Funny EECS quotes

If you were to roll all the ridiculous things you’ve heard from professors into one sentence, it would probably come out, "Yes, this project is still due tomorrow. No, I'm not quite sure what I meant on those specs." Here are some actual quotes from the professors you’ve grown to love and hate. I have a feeling many of these are of the "you had to be there" nature, but many of you were "there" and will get a kick out recalling these moments.

One day in EECS 476 I confess I was not paying attention. I was off in my own world – very removed from the discussion of deterministic finite automata. All of a sudden I became conscious of Professor Rounds. He looked like he was lecturing as normal, but the words were all wrong. He was behind the overhead projector as usual, but I swear that I heard him say "spank it." My God, he’s snapped, I thought. It turns out that his exact words were "we spank the DFA with an input. Wham!" It included a gesture, if I remember correctly. He continued in this fashion for the rest of the lecture – one of the strangest of my career.

476 was the source of at least two other funny quotes. Once, late-to-class students scurried to the front of the room to drop off homework on a podium and then back away. Prof. Rounds was already lecturing and remarked that this made him feel like "the high priest of computer theory" accepting sacrifices from the class.

Finally, in discussion one day, my GSI (Pat Simen) was answering homework-related questions. When someone asked about a Turing Machine problem, he answered the question as follows: "Don’t try to count the stars. Hey, I like that. That sounds very poetic!" He repeated wistfully, "don’t try to count the stars." Good advice.

Here’s an anecdote from Hahn Kim’s 313 (RIP) class: Once, Professor McAfee ran out of room at the edge of the blackboard and instead of writing "the diode would like to turn off" he resorted to what I can only assume is the widely accepted, industry standard acronym: WLTTO. So all of you who just blindly copied it down, now you know what it means!

Architecture fans recently had a strong dose of Professor Austin’s humor in both 470 and 573. If you’re ever confused about your Patterson and Hennessy, recall his hint: "I like to think of a pipeline as a... uh... pipe!"

Professor Austin is new and had never been in 2340 EECS. He wanted to meet me there (I told him "I’m right down the hall in 2340," and I think he assumed it was my office). When he arrived, he gave a patented grin and exclaimed, "so this is where the magic happens!"

There are some heartfelt reviews of EECS 400 in the HKN Course Evaluation Guide (submit you own at!!!), but no one mentioned anything about the surreality of the experience.
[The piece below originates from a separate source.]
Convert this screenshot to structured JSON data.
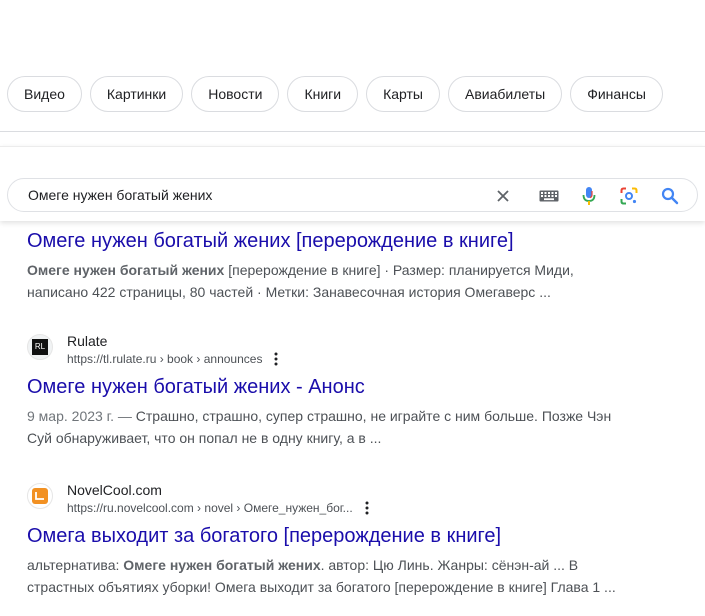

I recall Professor Winter talking about a difficult problem and his "analogy" was that of an ice cream truck you hear off in the distance. "You want to run up to it and get your ice cream, but there’s an obstacle in your path and you have to go around it!" So the story involved an obstacle, I guess, but the ice cream truck wasn’t related to anything! It just happened to be one man’s mental picture of obstacles that he felt like conveying to us.

One day, he mentioned Kafka. I think a matrix had metamorphosed so he though about Gregor. But he started speaking in German, quoting the story! This actually has an explanation, but until I found out (a month later) that Prof. Winter teaches German, too, I was just stunned in a funny way. Hugh Kennedy remembers that "Winter once said something about multi-dimensional horny fish." I don’t know what that means, but I don’t think that Hugh is making it up.

Speaking of "surreality" (which isn’t a word), we became quite good at creating words in EECS 573: "Of course, ‘optimality’ is a word! It’s right next to ‘asynchrony’ in the dictionary!" (Actually both of those are words. So is the verb form of leverage, but most people don’t use these in everyday conversation or papers, so it’s funny, okay?)

Finally some contributions:

"Anything goes while the clock is high!" –Prof. Sakallah re: latches in 270

"Who understands? Who doesn't understand? Who is engaging in civil disobedience by refusing to raise their hand at all?" –Anonymous math professor

"Take the AVL tree and SHAKE it, and everything falls into place." –Prof. Prakash

"If you look at this for a minute... it makes no sense." --Prof. Papaefthymiou describing a carry lookahead adder or Wallace multiplier or something. He went on to explain that

"I'll see your SYN and raise you an ACK" --Prof. Jamin playing poker with TCP

"In no way do we advocate the use of these office hours." --Prof. Kieras. I only hope this is out of context!